- Blood Cancer UK
Blood Cancer UK is a blood cancer research charity that provides information and support on any type of blood cancer.
- Leukaemia CARE
Leukaemia CARE is a charity that provides care and support to patients, their families and carers whose lives have been affected by leukaemia, lymphoma or a related blood disorder.
Below is a sample of the sources used in our leukaemia information. If you would like more information about the sources we use, please contact us at email@example.com
Baccarani M, Pileri S, Steegmann JL, et al. on behalf of the eSMO Guidelines Working Group. Chronic myeloid leukemia: ESMO Clinical Practice Guidelines for diagnosis, treatment and follow-up. Annals of Oncology. 2012. 23 (Supplement 7): vii72-vii77. Available at: www.annalsofoncology.org/action/showPdf?pii=S0923-7534%2819%2937658-6

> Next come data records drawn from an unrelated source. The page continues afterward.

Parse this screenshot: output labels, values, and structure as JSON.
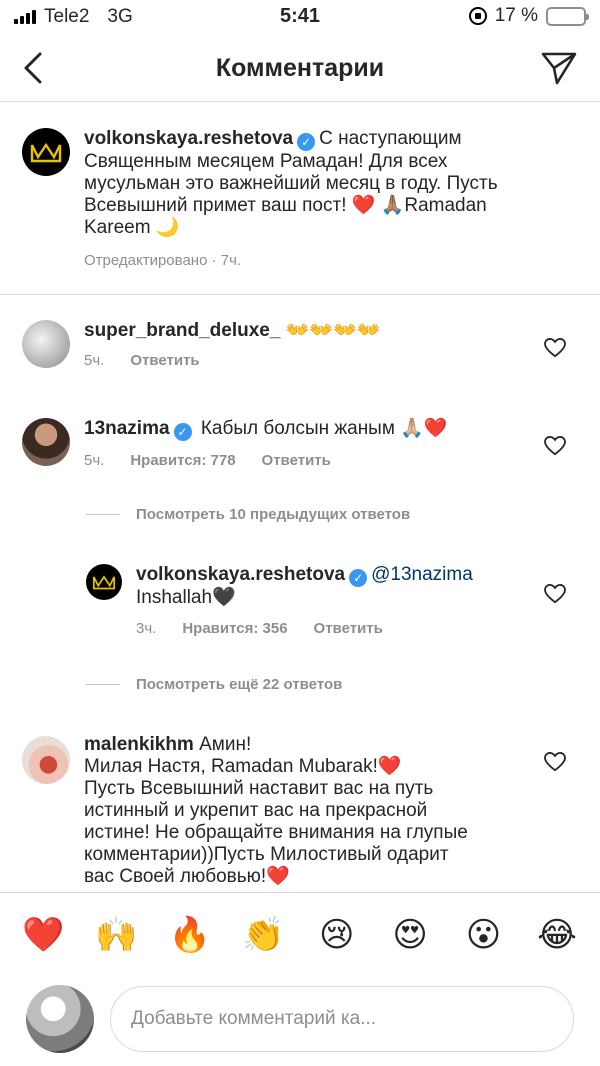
{
  "status_bar": {
    "carrier": "Tele2",
    "network": "3G",
    "time": "5:41",
    "battery_percent": "17 %",
    "battery_level": 0.17
  },
  "header": {
    "title": "Комментарии",
    "back_icon": "chevron-left-icon",
    "send_icon": "paper-plane-icon"
  },
  "caption": {
    "username": "volkonskaya.reshetova",
    "line1": "С наступающим",
    "line2": "Священным месяцем Рамадан! Для всех",
    "line3": "мусульман это важнейший месяц в году. Пусть",
    "line4": "Всевышний примет ваш пост! ❤️ 🙏🏽Ramadan",
    "line5": "Kareem 🌙",
    "meta": "Отредактировано · 7ч."
  },
  "comments": [
    {
      "username": "super_brand_deluxe_",
      "text": "👐👐👐👐",
      "time": "5ч.",
      "reply": "Ответить"
    },
    {
      "username": "13nazima",
      "text": "Кабыл болсын жаным 🙏🏼❤️",
      "time": "5ч.",
      "likes": "Нравится: 778",
      "reply": "Ответить"
    },
    {
      "username": "malenkikhm",
      "line1": "Амин!",
      "line2": "Милая Настя, Ramadan Mubarak!❤️",
      "line3": "Пусть Всевышний наставит вас на путь",
      "line4": "истинный и укрепит вас на прекрасной",
      "line5": "истине! Не обращайте внимания на глупые",
      "line6": "комментарии))Пусть Милостивый одарит",
      "line7": "вас Своей любовью!❤️"
    }
  ],
  "view_prev": "Посмотреть 10 предыдущих ответов",
  "reply": {
    "username": "volkonskaya.reshetova",
    "mention": "@13nazima",
    "text": "Inshallah🖤",
    "time": "3ч.",
    "likes": "Нравится: 356",
    "reply": "Ответить"
  },
  "view_more": "Посмотреть ещё 22 ответов",
  "emoji_bar": [
    "❤️",
    "🙌",
    "🔥",
    "👏",
    "😢",
    "😍",
    "😮",
    "😂"
  ],
  "input": {
    "placeholder": "Добавьте комментарий ка..."
  },
  "colors": {
    "verified": "#3897f0",
    "secondary_text": "#8e8e8e",
    "battery": "#f2c500"
  }
}
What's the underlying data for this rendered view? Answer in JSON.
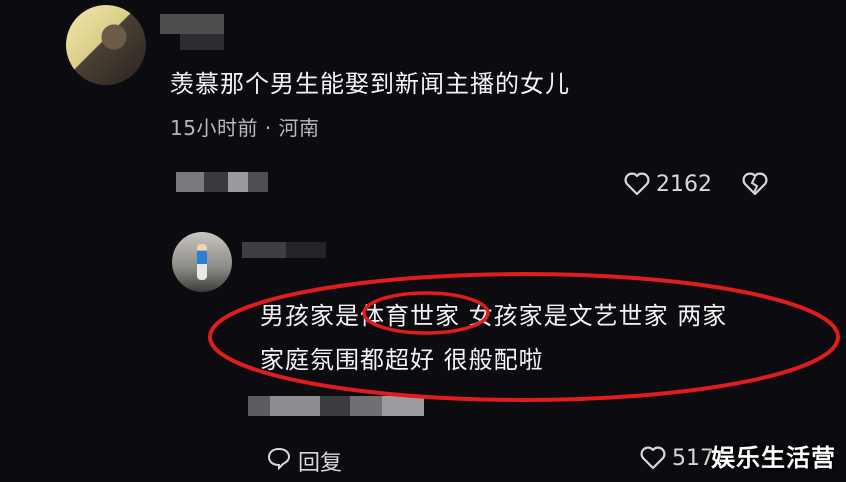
{
  "comment": {
    "text": "羡慕那个男生能娶到新闻主播的女儿",
    "meta": "15小时前 · 河南",
    "likes": "2162"
  },
  "reply": {
    "line1": "男孩家是体育世家 女孩家是文艺世家 两家",
    "line2": "家庭氛围都超好 很般配啦",
    "reply_label": "回复",
    "likes": "517"
  },
  "watermark": "娱乐生活营",
  "colors": {
    "background": "#0b0b10",
    "annotation_red": "#e01c1c",
    "text": "#f4f4f4",
    "meta": "#b7b7bd"
  },
  "icons": {
    "like": "heart-outline-icon",
    "dislike": "broken-heart-icon",
    "reply": "speech-bubble-icon"
  }
}
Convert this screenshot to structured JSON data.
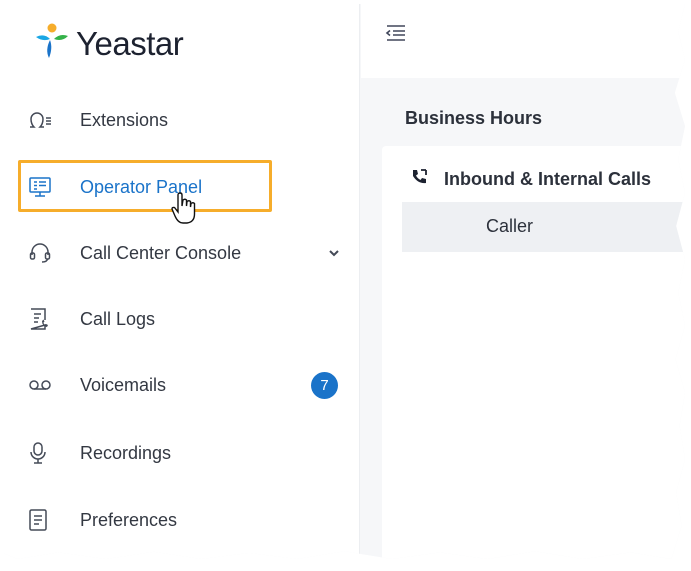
{
  "brand": {
    "name": "Yeastar"
  },
  "sidebar": {
    "items": [
      {
        "label": "Extensions",
        "icon": "extension-icon"
      },
      {
        "label": "Operator Panel",
        "icon": "operator-panel-icon",
        "active": true
      },
      {
        "label": "Call Center Console",
        "icon": "headset-icon",
        "expandable": true
      },
      {
        "label": "Call Logs",
        "icon": "call-logs-icon"
      },
      {
        "label": "Voicemails",
        "icon": "voicemail-icon",
        "badge": "7"
      },
      {
        "label": "Recordings",
        "icon": "microphone-icon"
      },
      {
        "label": "Preferences",
        "icon": "preferences-icon"
      }
    ]
  },
  "content": {
    "section_title": "Business Hours",
    "card": {
      "header": "Inbound & Internal Calls",
      "columns": [
        "Caller"
      ]
    }
  },
  "colors": {
    "accent": "#1a73c9",
    "highlight": "#f6ad2b"
  }
}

Eichhorst, et al. on behalf of the ESMO Guidelines Committee. Chronic lymphocyctic leukaemia: ESMO clinical practice guidelines for diagnosis, treatment and follow-up. Annals of Oncology. 2015. 26 (Supplement 5): v78-84. Available at: www.annalsofoncology.org/article/S0923-7534(19)47183-4/pdf
ESMO clinical guidelines. Eupdate - Chronic Lymphocytic Leukaemia treatment recommendations. June 2017. Available at: www.esmo.org/guidelines/haematological-malignancies/chronic-lymphocytic-leukaemia/eupdate-chronic-lymphocytic-leukaemia-treatment-recommendations
Fey MF, Buske C; on behalf of the ESMO Guidelines Working Group. Acute myeloblastic leukaemias in adult patients: ESMO Clinical Practice Guidelines for diagnosis, treatment and follow-up. Annals of Oncology. 2013. 24 (Supplement 6): vi138-vi143. Available at: www.annalsofoncology.org/action/showPdf?pii=S0923-7534%2819%2931560-1
Hoelzer D, et al. on behalf of the ESMO Guidelines Committee. Acute Lymphoblastic Leukaemia in adult patients: ESMO Clinical Practice Guidelines for diagnosis, treatment and follow-up. Annals of Oncology. 2016. 27 (Supplement 5): v69-v82. Available at: www.annalsofoncology.org/article/S0923-7534(19)31639-4/pdf
National Institute for Health and Care Excellence (NICE). NICE Guidance: Conditions and diseases: Blood and bone marrow cancer. Available at: www.nice.org.uk/guidance/topic/conditions-and-diseases/blood-and-immune-system-conditions/blood-and-bone-marrow-cancers
This information has been written, revised and edited by Macmillan Cancer Support’s Cancer Information Development team. It has been reviewed by expert medical and health professionals and people living with cancer. It has been approved by Senior Medical Editors, Dr Anne Parker, Consultant Haematologist; and Dr Helen Marr, Consultant Haematologist.
Our cancer information has been awarded the PIF TICK. Created by the Patient Information Forum, this quality mark shows we meet PIF’s 10 criteria for trustworthy health information.